- [Task directions]: Each line below needs to be duplicated without alteration.

________________

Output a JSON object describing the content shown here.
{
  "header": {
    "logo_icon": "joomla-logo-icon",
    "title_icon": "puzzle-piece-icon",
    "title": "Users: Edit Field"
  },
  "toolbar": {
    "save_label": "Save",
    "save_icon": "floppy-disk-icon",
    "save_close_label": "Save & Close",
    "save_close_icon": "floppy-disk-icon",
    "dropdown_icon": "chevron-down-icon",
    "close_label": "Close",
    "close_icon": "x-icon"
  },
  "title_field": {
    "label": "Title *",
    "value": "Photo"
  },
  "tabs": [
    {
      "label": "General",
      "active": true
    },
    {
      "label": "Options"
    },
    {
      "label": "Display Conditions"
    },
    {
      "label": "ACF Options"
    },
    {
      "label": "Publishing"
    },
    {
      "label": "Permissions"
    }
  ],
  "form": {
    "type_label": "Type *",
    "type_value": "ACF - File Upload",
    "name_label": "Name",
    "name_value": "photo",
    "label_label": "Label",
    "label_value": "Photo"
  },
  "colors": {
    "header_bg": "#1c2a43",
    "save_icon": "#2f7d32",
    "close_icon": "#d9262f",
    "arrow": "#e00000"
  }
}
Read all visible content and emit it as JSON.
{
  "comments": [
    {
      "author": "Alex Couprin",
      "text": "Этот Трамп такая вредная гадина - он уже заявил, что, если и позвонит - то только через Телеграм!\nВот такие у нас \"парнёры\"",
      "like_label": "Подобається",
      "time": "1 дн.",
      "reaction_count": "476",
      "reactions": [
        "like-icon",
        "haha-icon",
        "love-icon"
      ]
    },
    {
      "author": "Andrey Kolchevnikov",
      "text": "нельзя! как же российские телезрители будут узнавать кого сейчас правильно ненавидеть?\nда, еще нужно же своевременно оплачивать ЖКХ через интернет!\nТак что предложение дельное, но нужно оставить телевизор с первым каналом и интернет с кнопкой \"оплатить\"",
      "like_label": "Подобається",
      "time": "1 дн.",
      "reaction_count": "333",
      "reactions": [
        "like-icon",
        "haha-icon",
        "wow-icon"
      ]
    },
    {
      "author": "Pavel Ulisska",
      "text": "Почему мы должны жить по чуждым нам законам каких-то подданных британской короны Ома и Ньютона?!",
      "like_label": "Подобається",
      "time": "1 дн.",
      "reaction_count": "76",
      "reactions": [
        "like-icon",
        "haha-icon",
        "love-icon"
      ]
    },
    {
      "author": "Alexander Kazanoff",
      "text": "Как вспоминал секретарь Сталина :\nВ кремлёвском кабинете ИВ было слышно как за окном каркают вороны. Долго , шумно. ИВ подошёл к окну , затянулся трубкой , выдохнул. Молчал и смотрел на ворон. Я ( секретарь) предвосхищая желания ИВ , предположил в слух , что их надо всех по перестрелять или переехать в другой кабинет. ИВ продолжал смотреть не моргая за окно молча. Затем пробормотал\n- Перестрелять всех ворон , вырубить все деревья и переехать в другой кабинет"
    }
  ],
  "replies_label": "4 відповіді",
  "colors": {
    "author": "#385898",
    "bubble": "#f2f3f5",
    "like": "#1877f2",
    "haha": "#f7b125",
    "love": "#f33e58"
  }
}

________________

- [Written response]:
Output a JSON object describing the content shown here.
{
  "header": {
    "logo_icon": "joomla-logo-icon",
    "title_icon": "puzzle-piece-icon",
    "title": "Users: Edit Field"
  },
  "toolbar": {
    "save_label": "Save",
    "save_icon": "floppy-disk-icon",
    "save_close_label": "Save & Close",
    "save_close_icon": "floppy-disk-icon",
    "dropdown_icon": "chevron-down-icon",
    "close_label": "Close",
    "close_icon": "x-icon"
  },
  "title_field": {
    "label": "Title *",
    "value": "Photo"
  },
  "tabs": [
    {
      "label": "General",
      "active": true
    },
    {
      "label": "Options"
    },
    {
      "label": "Display Conditions"
    },
    {
      "label": "ACF Options"
    },
    {
      "label": "Publishing"
    },
    {
      "label": "Permissions"
    }
  ],
  "form": {
    "type_label": "Type *",
    "type_value": "ACF - File Upload",
    "name_label": "Name",
    "name_value": "photo",
    "label_label": "Label",
    "label_value": "Photo"
  },
  "colors": {
    "header_bg": "#1c2a43",
    "save_icon": "#2f7d32",
    "close_icon": "#d9262f",
    "arrow": "#e00000"
  }
}
Read all visible content and emit it as JSON.
{
  "comments": [
    {
      "author": "Alex Couprin",
      "text": "Этот Трамп такая вредная гадина - он уже заявил, что, если и позвонит - то только через Телеграм!\nВот такие у нас \"парнёры\"",
      "like_label": "Подобається",
      "time": "1 дн.",
      "reaction_count": "476",
      "reactions": [
        "like-icon",
        "haha-icon",
        "love-icon"
      ]
    },
    {
      "author": "Andrey Kolchevnikov",
      "text": "нельзя! как же российские телезрители будут узнавать кого сейчас правильно ненавидеть?\nда, еще нужно же своевременно оплачивать ЖКХ через интернет!\nТак что предложение дельное, но нужно оставить телевизор с первым каналом и интернет с кнопкой \"оплатить\"",
      "like_label": "Подобається",
      "time": "1 дн.",
      "reaction_count": "333",
      "reactions": [
        "like-icon",
        "haha-icon",
        "wow-icon"
      ]
    },
    {
      "author": "Pavel Ulisska",
      "text": "Почему мы должны жить по чуждым нам законам каких-то подданных британской короны Ома и Ньютона?!",
      "like_label": "Подобається",
      "time": "1 дн.",
      "reaction_count": "76",
      "reactions": [
        "like-icon",
        "haha-icon",
        "love-icon"
      ]
    },
    {
      "author": "Alexander Kazanoff",
      "text": "Как вспоминал секретарь Сталина :\nВ кремлёвском кабинете ИВ было слышно как за окном каркают вороны. Долго , шумно. ИВ подошёл к окну , затянулся трубкой , выдохнул. Молчал и смотрел на ворон. Я ( секретарь) предвосхищая желания ИВ , предположил в слух , что их надо всех по перестрелять или переехать в другой кабинет. ИВ продолжал смотреть не моргая за окно молча. Затем пробормотал\n- Перестрелять всех ворон , вырубить все деревья и переехать в другой кабинет"
    }
  ],
  "replies_label": "4 відповіді",
  "colors": {
    "author": "#385898",
    "bubble": "#f2f3f5",
    "like": "#1877f2",
    "haha": "#f7b125",
    "love": "#f33e58"
  }
}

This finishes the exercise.